From the Financial Times article (and isn't odd that the FT are reporting this after getting their hands slapped on the App Store thing? - just pondering that one) cited by AI:
So note that in fact they did not say that the 29 companies complied - they only reported "singling out Apple as unresponsive" and they went ahead and published the report anyway. Never mind that Apple claimed that some of the suppliers weren't even making parts for Apple and that - as cited later in the same article:

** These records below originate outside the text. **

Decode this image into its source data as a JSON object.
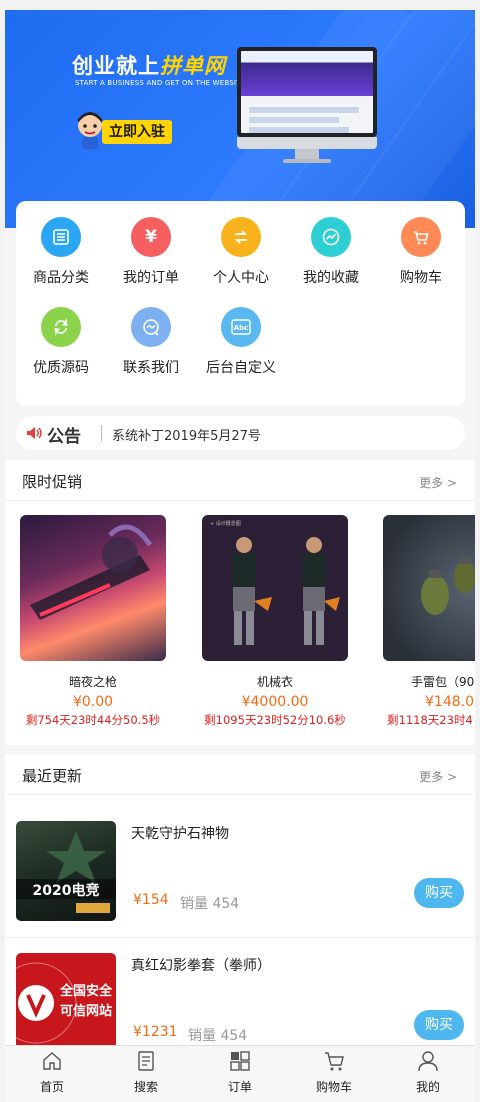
{
  "banner": {
    "title": "创业就上",
    "brand": "拼单网",
    "subtitle": "START A BUSINESS AND GET ON THE WEBSITE",
    "button": "立即入驻"
  },
  "menu": [
    {
      "label": "商品分类",
      "color": "#2aa6f2",
      "icon": "list-icon"
    },
    {
      "label": "我的订单",
      "color": "#f55f5f",
      "icon": "yen-icon"
    },
    {
      "label": "个人中心",
      "color": "#f8b31c",
      "icon": "swap-icon"
    },
    {
      "label": "我的收藏",
      "color": "#2dcfd4",
      "icon": "trend-icon"
    },
    {
      "label": "购物车",
      "color": "#ff8a56",
      "icon": "cart-icon"
    },
    {
      "label": "优质源码",
      "color": "#8bd34a",
      "icon": "refresh-icon"
    },
    {
      "label": "联系我们",
      "color": "#7cb0f0",
      "icon": "chat-icon"
    },
    {
      "label": "后台自定义",
      "color": "#5ab8f0",
      "icon": "text-icon"
    }
  ],
  "notice": {
    "title": "公告",
    "text": "系统补丁2019年5月27号"
  },
  "flash_sale": {
    "title": "限时促销",
    "more": "更多 >",
    "items": [
      {
        "name": "暗夜之枪",
        "price": "¥0.00",
        "countdown": "剩754天23时44分50.5秒"
      },
      {
        "name": "机械衣",
        "price": "¥4000.00",
        "countdown": "剩1095天23时52分10.6秒"
      },
      {
        "name": "手雷包（90",
        "price": "¥148.0",
        "countdown": "剩1118天23时4"
      }
    ]
  },
  "recent": {
    "title": "最近更新",
    "more": "更多 >",
    "items": [
      {
        "name": "天乾守护石神物",
        "price": "¥154",
        "sales_label": "销量 454",
        "buy": "购买",
        "image_text": "2020电竞"
      },
      {
        "name": "真红幻影拳套（拳师）",
        "price": "¥1231",
        "sales_label": "销量 454",
        "buy": "购买",
        "image_text": "全国安全可信网站"
      }
    ]
  },
  "tabbar": [
    {
      "label": "首页",
      "icon": "home-icon"
    },
    {
      "label": "搜索",
      "icon": "search-icon"
    },
    {
      "label": "订单",
      "icon": "grid-icon"
    },
    {
      "label": "购物车",
      "icon": "cart-icon"
    },
    {
      "label": "我的",
      "icon": "user-icon"
    }
  ]
}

No, these activists, just like Greenpeace, are reaching out to the highest profile company to make a media splash, and even if they are not directly involved with the Chinese government, they may not be getting the kind of government regulatory traction they want and decided to use the client companies instead to generate attention. Notice no other company besides Apple was mentioned. Usually a flag.
Apple's also a company, as I mentioned earlier, that makes a BIG DEAL about their environmental policies. So them not complying isn't just a issue with them allegedly not caring about the environment, but also could be construed as false advertising, since they're using environmentalism to try and sell devices.

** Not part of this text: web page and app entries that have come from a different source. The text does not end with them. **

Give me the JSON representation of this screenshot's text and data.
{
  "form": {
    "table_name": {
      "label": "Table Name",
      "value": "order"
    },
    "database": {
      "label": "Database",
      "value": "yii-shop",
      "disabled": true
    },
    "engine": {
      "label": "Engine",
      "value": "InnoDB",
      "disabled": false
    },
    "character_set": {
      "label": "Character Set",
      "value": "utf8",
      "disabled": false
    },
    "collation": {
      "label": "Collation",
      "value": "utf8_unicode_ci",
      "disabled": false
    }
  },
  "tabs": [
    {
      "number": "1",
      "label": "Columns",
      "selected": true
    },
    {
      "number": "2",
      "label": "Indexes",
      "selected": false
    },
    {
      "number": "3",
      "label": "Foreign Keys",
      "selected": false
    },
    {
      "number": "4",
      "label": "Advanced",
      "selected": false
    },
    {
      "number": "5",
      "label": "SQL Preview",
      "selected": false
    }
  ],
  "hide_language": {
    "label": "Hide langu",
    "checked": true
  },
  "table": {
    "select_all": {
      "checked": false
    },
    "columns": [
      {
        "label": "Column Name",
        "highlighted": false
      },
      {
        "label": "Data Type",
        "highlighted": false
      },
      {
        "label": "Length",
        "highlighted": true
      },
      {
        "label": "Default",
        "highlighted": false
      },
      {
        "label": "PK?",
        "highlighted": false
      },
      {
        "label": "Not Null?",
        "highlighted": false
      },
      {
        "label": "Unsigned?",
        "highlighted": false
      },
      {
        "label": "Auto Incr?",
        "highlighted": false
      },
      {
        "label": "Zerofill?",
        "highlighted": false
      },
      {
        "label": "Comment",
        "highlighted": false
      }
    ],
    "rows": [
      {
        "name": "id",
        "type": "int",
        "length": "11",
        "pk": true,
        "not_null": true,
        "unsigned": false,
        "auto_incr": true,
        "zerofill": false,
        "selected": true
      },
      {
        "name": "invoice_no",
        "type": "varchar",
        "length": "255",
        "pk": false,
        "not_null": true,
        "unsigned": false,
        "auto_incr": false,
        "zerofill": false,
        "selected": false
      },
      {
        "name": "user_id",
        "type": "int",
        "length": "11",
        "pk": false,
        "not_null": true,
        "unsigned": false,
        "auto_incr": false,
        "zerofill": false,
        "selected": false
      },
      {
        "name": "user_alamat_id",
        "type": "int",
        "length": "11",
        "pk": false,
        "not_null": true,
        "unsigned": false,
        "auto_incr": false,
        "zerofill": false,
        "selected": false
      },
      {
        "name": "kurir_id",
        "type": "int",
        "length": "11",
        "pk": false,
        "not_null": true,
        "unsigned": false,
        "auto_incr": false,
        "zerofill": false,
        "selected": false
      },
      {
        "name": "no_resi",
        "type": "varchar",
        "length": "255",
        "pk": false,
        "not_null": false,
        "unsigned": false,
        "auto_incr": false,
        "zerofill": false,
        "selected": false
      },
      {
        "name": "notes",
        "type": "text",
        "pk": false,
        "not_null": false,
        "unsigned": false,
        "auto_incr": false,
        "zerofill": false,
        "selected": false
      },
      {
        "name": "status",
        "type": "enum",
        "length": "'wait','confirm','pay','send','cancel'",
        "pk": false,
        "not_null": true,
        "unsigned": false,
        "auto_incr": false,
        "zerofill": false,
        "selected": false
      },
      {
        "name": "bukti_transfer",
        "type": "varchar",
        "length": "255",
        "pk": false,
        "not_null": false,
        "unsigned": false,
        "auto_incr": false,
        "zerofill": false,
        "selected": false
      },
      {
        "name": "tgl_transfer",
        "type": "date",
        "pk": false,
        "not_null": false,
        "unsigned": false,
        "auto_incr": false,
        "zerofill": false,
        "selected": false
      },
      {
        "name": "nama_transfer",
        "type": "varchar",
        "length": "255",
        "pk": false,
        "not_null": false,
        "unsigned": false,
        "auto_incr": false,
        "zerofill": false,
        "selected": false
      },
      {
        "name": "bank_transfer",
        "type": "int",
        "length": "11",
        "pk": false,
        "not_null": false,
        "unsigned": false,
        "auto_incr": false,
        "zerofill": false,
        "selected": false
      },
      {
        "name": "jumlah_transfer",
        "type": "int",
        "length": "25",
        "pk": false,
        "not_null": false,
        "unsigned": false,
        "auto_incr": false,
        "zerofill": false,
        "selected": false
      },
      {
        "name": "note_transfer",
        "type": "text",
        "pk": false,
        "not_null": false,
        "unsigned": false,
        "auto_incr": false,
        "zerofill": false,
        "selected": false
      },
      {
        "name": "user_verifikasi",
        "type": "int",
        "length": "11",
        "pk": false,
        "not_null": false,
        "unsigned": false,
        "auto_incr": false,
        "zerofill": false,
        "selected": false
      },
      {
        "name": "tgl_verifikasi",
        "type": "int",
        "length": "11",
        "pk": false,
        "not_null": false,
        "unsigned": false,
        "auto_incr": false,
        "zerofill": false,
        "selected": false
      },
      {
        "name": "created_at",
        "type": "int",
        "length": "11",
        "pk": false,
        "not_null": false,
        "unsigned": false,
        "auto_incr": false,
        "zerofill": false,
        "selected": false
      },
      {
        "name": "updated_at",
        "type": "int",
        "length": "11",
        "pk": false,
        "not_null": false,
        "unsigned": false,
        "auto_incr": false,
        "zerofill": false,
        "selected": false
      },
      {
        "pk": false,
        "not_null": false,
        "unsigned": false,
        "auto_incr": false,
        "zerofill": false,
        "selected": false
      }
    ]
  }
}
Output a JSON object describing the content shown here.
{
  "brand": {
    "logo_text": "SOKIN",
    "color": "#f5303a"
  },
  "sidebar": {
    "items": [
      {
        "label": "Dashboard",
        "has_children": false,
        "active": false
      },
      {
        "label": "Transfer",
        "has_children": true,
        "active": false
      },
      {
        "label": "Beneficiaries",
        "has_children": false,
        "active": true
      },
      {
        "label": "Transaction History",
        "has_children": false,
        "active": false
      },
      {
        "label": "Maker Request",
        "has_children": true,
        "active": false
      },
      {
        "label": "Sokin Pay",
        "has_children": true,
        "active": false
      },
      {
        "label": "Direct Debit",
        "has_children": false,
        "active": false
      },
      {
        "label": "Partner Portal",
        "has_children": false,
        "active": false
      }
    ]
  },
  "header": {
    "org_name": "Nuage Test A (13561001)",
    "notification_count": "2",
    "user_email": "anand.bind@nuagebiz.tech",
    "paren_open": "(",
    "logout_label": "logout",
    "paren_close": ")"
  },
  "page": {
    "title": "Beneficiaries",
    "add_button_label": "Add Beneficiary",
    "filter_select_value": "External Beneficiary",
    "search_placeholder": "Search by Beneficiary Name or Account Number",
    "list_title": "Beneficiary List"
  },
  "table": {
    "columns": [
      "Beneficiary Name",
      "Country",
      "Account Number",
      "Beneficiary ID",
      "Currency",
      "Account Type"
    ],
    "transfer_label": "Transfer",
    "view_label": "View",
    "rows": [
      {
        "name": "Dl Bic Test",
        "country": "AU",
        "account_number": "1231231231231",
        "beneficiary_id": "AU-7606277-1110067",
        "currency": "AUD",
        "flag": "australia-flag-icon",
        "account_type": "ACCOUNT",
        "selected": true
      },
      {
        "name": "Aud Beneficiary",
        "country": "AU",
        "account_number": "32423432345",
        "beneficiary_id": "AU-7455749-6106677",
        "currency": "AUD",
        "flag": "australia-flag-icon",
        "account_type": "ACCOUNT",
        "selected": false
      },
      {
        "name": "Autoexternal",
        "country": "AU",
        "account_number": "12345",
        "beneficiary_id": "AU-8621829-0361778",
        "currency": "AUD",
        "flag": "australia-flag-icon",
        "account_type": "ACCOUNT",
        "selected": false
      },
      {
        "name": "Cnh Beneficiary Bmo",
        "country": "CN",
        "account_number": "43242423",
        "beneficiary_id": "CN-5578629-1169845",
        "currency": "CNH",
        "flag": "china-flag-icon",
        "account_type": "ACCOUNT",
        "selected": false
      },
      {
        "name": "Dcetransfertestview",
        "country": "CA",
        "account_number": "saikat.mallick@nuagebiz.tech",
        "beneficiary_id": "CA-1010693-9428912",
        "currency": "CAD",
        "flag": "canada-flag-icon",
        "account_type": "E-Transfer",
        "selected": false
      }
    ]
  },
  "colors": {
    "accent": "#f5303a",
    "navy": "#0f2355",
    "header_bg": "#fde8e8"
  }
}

Yes, Apple claimed that some of the suppliers weren't making components for them, but didn't provide further detail.
Seriously, it could come out that Apple used their computers to club baby seals as a form of stress testing, and you guys would still be defending their actions. Not even the most rabid Android/Windows/Nokia/WebOS/etc site goes that far.